It’s been a long while since I’ve read a passage that resonates with my soul as powerfully as this passage does:
But fortunately, artists do not have to be morally admirable people. All that matters is that they create great art. If his own art is to come out of the more contemptible side of himself, so be it. Flowers grow best on dung heaps, as Shakespeare never tires of saying. Even Henry Miller, who presents himself as a straightforward fellow, ready to make love to any woman no matter her shape or size, probably has a dark side which he is prudent enough to conceal.

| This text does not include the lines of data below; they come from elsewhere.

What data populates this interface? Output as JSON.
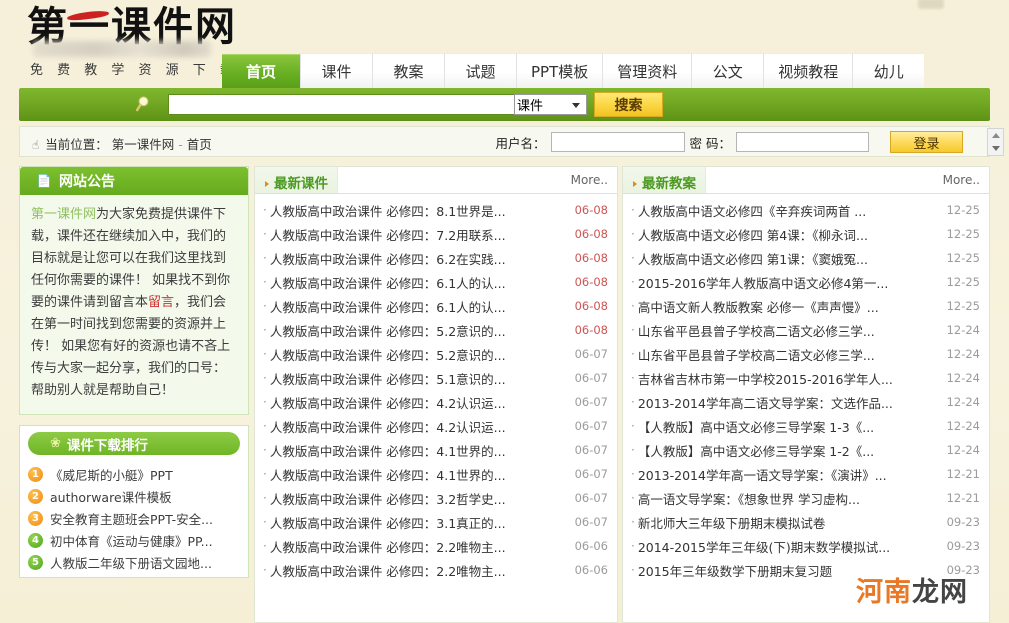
{
  "site": {
    "logo_text": "第一课件网",
    "tagline": "免 费 教 学 资 源 下 载 基 地"
  },
  "nav": {
    "tabs": [
      {
        "label": "首页",
        "active": true
      },
      {
        "label": "课件",
        "active": false
      },
      {
        "label": "教案",
        "active": false
      },
      {
        "label": "试题",
        "active": false
      },
      {
        "label": "PPT模板",
        "active": false
      },
      {
        "label": "管理资料",
        "active": false
      },
      {
        "label": "公文",
        "active": false
      },
      {
        "label": "视频教程",
        "active": false
      },
      {
        "label": "幼儿",
        "active": false
      }
    ]
  },
  "search": {
    "icon": "search-icon",
    "value": "",
    "placeholder": "",
    "category_selected": "课件",
    "button_label": "搜索"
  },
  "crumb": {
    "icon": "hand-pointer-icon",
    "prefix": "当前位置：",
    "path_root": "第一课件网",
    "separator": "-",
    "path_current": "首页"
  },
  "login": {
    "user_label": "用户名：",
    "user_value": "",
    "pass_label": "密 码：",
    "pass_value": "",
    "button_label": "登录"
  },
  "sidebar": {
    "notice": {
      "icon": "document-icon",
      "title": "网站公告",
      "line1_link": "第一课件网",
      "line1_rest": "为大家免费提供课件下载，课件还在继续加入中，我们的目标就是让您可以在我们这里找到任何你需要的课件！",
      "line2_pre": "如果找不到你要的课件请到留言本",
      "line2_link": "留言",
      "line2_rest": "，我们会在第一时间找到您需要的资源并上传！",
      "line3": "如果您有好的资源也请不吝上传与大家一起分享，我们的口号：帮助别人就是帮助自己！"
    },
    "ranking": {
      "icon": "flower-icon",
      "title": "课件下载排行",
      "items": [
        {
          "num": "1",
          "color": "orange",
          "label": "《威尼斯的小艇》PPT"
        },
        {
          "num": "2",
          "color": "orange",
          "label": "authorware课件模板"
        },
        {
          "num": "3",
          "color": "orange",
          "label": "安全教育主题班会PPT-安全..."
        },
        {
          "num": "4",
          "color": "green",
          "label": "初中体育《运动与健康》PP..."
        },
        {
          "num": "5",
          "color": "green",
          "label": "人教版二年级下册语文园地..."
        }
      ]
    }
  },
  "columns": [
    {
      "id": "latest-courseware",
      "title": "最新课件",
      "more_label": "More..",
      "items": [
        {
          "text": "人教版高中政治课件 必修四：8.1世界是...",
          "date": "06-08",
          "hot": true
        },
        {
          "text": "人教版高中政治课件 必修四：7.2用联系...",
          "date": "06-08",
          "hot": true
        },
        {
          "text": "人教版高中政治课件 必修四：6.2在实践...",
          "date": "06-08",
          "hot": true
        },
        {
          "text": "人教版高中政治课件 必修四：6.1人的认...",
          "date": "06-08",
          "hot": true
        },
        {
          "text": "人教版高中政治课件 必修四：6.1人的认...",
          "date": "06-08",
          "hot": true
        },
        {
          "text": "人教版高中政治课件 必修四：5.2意识的...",
          "date": "06-08",
          "hot": true
        },
        {
          "text": "人教版高中政治课件 必修四：5.2意识的...",
          "date": "06-07",
          "hot": false
        },
        {
          "text": "人教版高中政治课件 必修四：5.1意识的...",
          "date": "06-07",
          "hot": false
        },
        {
          "text": "人教版高中政治课件 必修四：4.2认识运...",
          "date": "06-07",
          "hot": false
        },
        {
          "text": "人教版高中政治课件 必修四：4.2认识运...",
          "date": "06-07",
          "hot": false
        },
        {
          "text": "人教版高中政治课件 必修四：4.1世界的...",
          "date": "06-07",
          "hot": false
        },
        {
          "text": "人教版高中政治课件 必修四：4.1世界的...",
          "date": "06-07",
          "hot": false
        },
        {
          "text": "人教版高中政治课件 必修四：3.2哲学史...",
          "date": "06-07",
          "hot": false
        },
        {
          "text": "人教版高中政治课件 必修四：3.1真正的...",
          "date": "06-07",
          "hot": false
        },
        {
          "text": "人教版高中政治课件 必修四：2.2唯物主...",
          "date": "06-06",
          "hot": false
        },
        {
          "text": "人教版高中政治课件 必修四：2.2唯物主...",
          "date": "06-06",
          "hot": false
        }
      ]
    },
    {
      "id": "latest-lesson-plans",
      "title": "最新教案",
      "more_label": "More..",
      "items": [
        {
          "text": "人教版高中语文必修四《辛弃疾词两首 ...",
          "date": "12-25",
          "hot": false
        },
        {
          "text": "人教版高中语文必修四 第4课：《柳永词...",
          "date": "12-25",
          "hot": false
        },
        {
          "text": "人教版高中语文必修四 第1课：《窦娥冤...",
          "date": "12-25",
          "hot": false
        },
        {
          "text": "2015-2016学年人教版高中语文必修4第一...",
          "date": "12-25",
          "hot": false
        },
        {
          "text": "高中语文新人教版教案 必修一《声声慢》...",
          "date": "12-25",
          "hot": false
        },
        {
          "text": "山东省平邑县曾子学校高二语文必修三学...",
          "date": "12-24",
          "hot": false
        },
        {
          "text": "山东省平邑县曾子学校高二语文必修三学...",
          "date": "12-24",
          "hot": false
        },
        {
          "text": "吉林省吉林市第一中学校2015-2016学年人...",
          "date": "12-24",
          "hot": false
        },
        {
          "text": "2013-2014学年高二语文导学案：文选作品...",
          "date": "12-24",
          "hot": false
        },
        {
          "text": "【人教版】高中语文必修三导学案 1-3《...",
          "date": "12-24",
          "hot": false
        },
        {
          "text": "【人教版】高中语文必修三导学案 1-2《...",
          "date": "12-24",
          "hot": false
        },
        {
          "text": "2013-2014学年高一语文导学案：《演讲》...",
          "date": "12-21",
          "hot": false
        },
        {
          "text": "高一语文导学案：《想象世界 学习虚构...",
          "date": "12-21",
          "hot": false
        },
        {
          "text": "新北师大三年级下册期末模拟试卷",
          "date": "09-23",
          "hot": false
        },
        {
          "text": "2014-2015学年三年级(下)期末数学模拟试...",
          "date": "09-23",
          "hot": false
        },
        {
          "text": "2015年三年级数学下册期末复习题",
          "date": "09-23",
          "hot": false
        }
      ]
    }
  ],
  "watermark": {
    "part_orange": "河南",
    "part_dark": "龙网"
  },
  "colors": {
    "accent_green": "#6fb526",
    "header_cream": "#f6f0da",
    "hot_red": "#cc5555",
    "btn_yellow": "#fcd949",
    "watermark_orange": "#e8701a"
  }
}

Normal people find it hard to be bad. Normal people, when they feel badness flare up within them, drink, swear, commit violence. Badness is to them like a fever: they want it out of their system, they want to go back to being normal. But artists have to live with their fever, whatever its nature, good or bad. The fever is what makes them artists; the fever must be kept alive. That is why artist can never be wholly present to the world; one eye has always to be turned inward. As for women who flock after artists, they cannot wholly be trusted. For just as the spirit of the artist is both flame and fever, so the woman who yearns to be licked by tongues of flame will at the same time do her best to quench the fever and bring down the artist to common ground. Therefore women have to be resisted even when they are loved. They cannot be allowed close enough to the flame to nip it out.
—YOUTH, by J. M. Coetzee